What is required — Where a line in the records below includes "Choose", pull that line out.

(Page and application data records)
···
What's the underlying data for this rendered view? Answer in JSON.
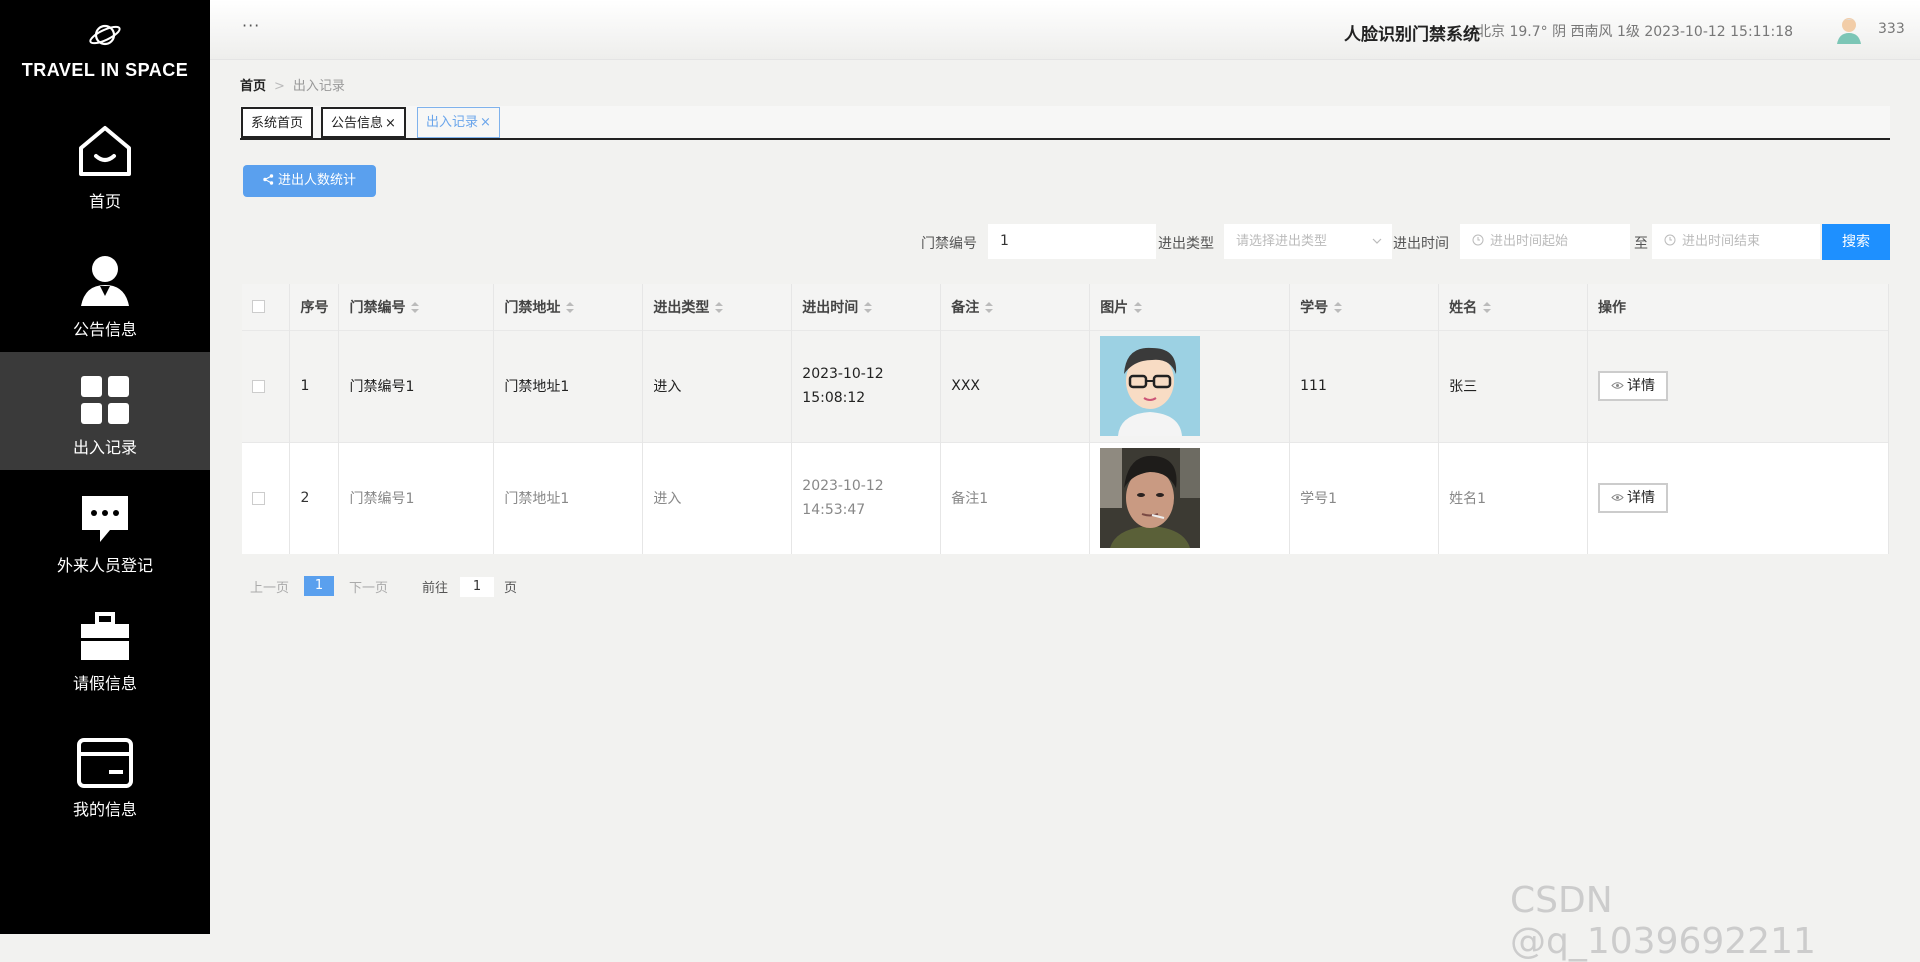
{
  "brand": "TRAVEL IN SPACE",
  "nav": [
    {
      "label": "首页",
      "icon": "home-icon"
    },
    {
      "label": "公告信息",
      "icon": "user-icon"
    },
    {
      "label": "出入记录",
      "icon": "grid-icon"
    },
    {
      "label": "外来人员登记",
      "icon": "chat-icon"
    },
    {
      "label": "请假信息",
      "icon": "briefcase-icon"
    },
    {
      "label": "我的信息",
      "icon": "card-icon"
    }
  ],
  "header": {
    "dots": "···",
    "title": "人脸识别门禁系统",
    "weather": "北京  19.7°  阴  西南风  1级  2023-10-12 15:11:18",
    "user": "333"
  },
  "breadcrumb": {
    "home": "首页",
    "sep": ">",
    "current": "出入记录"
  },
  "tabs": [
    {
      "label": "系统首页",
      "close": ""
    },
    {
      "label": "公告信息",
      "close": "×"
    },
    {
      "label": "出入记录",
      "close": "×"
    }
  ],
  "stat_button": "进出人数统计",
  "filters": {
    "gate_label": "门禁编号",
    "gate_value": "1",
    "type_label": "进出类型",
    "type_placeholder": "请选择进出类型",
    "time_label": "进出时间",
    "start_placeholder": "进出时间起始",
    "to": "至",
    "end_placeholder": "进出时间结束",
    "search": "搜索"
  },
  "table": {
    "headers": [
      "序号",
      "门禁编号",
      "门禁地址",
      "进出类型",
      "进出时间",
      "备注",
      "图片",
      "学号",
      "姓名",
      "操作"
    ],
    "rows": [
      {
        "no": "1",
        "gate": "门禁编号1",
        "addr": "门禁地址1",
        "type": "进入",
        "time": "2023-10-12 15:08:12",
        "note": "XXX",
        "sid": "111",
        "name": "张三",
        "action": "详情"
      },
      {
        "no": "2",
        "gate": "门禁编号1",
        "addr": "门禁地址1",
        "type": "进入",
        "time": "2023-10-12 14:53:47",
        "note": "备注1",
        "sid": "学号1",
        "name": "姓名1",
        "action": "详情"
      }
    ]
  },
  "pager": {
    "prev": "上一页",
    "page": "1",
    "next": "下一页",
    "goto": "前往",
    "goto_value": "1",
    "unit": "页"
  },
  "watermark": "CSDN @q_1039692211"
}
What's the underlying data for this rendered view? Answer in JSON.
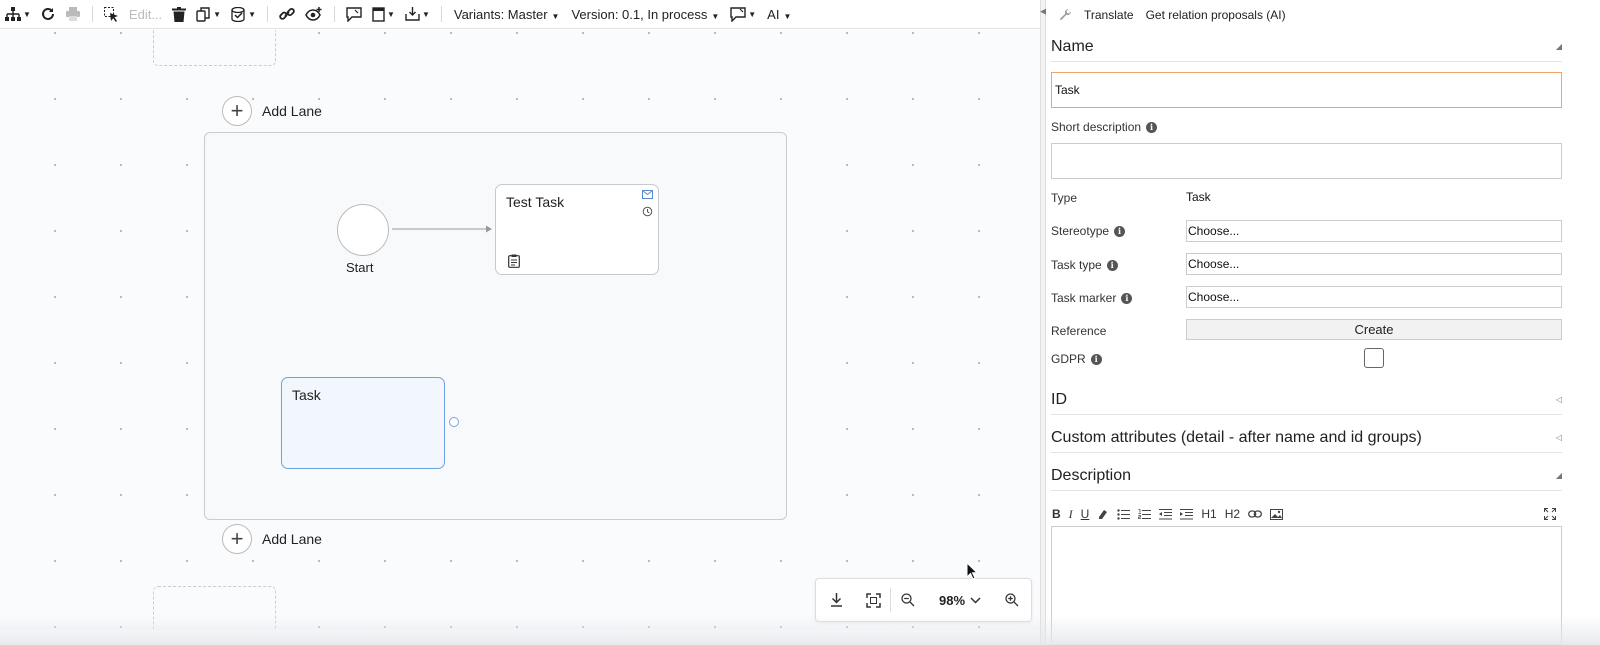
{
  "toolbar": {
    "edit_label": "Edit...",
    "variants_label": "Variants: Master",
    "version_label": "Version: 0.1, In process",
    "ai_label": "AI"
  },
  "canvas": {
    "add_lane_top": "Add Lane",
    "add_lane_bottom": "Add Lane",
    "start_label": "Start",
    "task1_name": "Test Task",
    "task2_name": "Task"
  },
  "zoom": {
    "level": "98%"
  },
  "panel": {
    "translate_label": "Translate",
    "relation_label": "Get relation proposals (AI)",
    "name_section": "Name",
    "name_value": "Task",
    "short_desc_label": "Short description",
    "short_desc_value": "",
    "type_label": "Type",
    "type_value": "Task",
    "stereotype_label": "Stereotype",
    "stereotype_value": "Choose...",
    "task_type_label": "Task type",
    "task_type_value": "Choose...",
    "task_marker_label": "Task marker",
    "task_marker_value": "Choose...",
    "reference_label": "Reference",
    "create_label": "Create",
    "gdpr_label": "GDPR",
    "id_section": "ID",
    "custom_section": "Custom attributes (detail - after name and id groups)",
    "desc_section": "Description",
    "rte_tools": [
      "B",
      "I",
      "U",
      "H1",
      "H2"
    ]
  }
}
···
Solved problem —
    "stereotype_value": "Choose...",
    "task_type_value": "Choose...",
    "task_marker_value": "Choose...",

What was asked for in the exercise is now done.